(Dataset rows for apps and sites)
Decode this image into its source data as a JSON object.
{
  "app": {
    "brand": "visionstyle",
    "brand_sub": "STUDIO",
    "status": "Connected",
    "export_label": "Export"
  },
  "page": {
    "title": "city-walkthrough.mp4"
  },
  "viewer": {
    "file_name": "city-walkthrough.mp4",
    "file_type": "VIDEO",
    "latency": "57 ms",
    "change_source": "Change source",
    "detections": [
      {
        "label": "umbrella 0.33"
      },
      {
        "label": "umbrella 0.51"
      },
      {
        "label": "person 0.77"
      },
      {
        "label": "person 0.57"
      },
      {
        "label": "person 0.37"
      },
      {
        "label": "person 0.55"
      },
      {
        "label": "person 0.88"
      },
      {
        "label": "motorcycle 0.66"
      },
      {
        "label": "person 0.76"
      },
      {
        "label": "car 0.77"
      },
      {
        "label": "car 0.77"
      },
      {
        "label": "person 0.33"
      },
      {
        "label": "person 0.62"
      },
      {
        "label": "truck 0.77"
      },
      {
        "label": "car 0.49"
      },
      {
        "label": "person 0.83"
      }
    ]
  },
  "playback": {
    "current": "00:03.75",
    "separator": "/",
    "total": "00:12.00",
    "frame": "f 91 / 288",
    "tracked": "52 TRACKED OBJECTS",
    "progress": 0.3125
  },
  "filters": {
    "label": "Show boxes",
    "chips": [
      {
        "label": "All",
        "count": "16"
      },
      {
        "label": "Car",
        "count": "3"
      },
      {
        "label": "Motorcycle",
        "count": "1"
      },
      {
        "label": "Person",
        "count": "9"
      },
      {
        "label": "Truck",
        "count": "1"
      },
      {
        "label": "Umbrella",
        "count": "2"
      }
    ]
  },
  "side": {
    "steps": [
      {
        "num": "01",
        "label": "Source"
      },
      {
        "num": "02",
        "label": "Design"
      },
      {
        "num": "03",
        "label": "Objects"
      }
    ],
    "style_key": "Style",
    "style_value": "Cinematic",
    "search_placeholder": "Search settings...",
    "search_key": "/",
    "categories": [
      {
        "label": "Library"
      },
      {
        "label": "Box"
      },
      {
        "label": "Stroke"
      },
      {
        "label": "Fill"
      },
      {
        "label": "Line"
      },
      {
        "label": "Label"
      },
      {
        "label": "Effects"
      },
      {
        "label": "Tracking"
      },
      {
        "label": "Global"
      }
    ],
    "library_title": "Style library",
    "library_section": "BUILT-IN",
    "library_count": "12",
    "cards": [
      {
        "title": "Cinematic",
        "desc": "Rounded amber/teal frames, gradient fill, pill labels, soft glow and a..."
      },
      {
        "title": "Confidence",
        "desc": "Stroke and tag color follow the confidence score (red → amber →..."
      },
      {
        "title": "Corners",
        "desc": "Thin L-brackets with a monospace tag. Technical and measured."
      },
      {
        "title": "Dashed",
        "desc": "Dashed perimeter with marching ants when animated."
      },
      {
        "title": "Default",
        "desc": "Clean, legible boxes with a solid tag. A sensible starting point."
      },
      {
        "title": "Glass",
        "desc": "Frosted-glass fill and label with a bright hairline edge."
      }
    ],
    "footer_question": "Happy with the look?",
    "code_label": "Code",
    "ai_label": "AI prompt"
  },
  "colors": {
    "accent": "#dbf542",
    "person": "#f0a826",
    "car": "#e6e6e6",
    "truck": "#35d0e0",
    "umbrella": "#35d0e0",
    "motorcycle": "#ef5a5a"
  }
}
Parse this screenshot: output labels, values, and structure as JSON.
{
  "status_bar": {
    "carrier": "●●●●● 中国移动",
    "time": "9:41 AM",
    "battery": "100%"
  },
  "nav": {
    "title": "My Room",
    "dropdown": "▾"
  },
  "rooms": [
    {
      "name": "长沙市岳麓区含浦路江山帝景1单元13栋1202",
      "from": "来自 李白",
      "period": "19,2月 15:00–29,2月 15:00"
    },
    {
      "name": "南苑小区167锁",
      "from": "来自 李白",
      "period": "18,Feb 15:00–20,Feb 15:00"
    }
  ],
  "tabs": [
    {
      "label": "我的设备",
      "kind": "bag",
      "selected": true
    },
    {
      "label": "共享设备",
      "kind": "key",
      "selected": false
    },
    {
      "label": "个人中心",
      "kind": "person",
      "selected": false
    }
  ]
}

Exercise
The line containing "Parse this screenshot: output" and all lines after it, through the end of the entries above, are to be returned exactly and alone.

Exercise response
Parse this screenshot: output labels, values, and structure as JSON.
{
  "status_bar": {
    "carrier": "●●●●● 中国移动",
    "time": "9:41 AM",
    "battery": "100%"
  },
  "nav": {
    "title": "My Room",
    "dropdown": "▾"
  },
  "rooms": [
    {
      "name": "长沙市岳麓区含浦路江山帝景1单元13栋1202",
      "from": "来自 李白",
      "period": "19,2月 15:00–29,2月 15:00"
    },
    {
      "name": "南苑小区167锁",
      "from": "来自 李白",
      "period": "18,Feb 15:00–20,Feb 15:00"
    }
  ],
  "tabs": [
    {
      "label": "我的设备",
      "kind": "bag",
      "selected": true
    },
    {
      "label": "共享设备",
      "kind": "key",
      "selected": false
    },
    {
      "label": "个人中心",
      "kind": "person",
      "selected": false
    }
  ]
}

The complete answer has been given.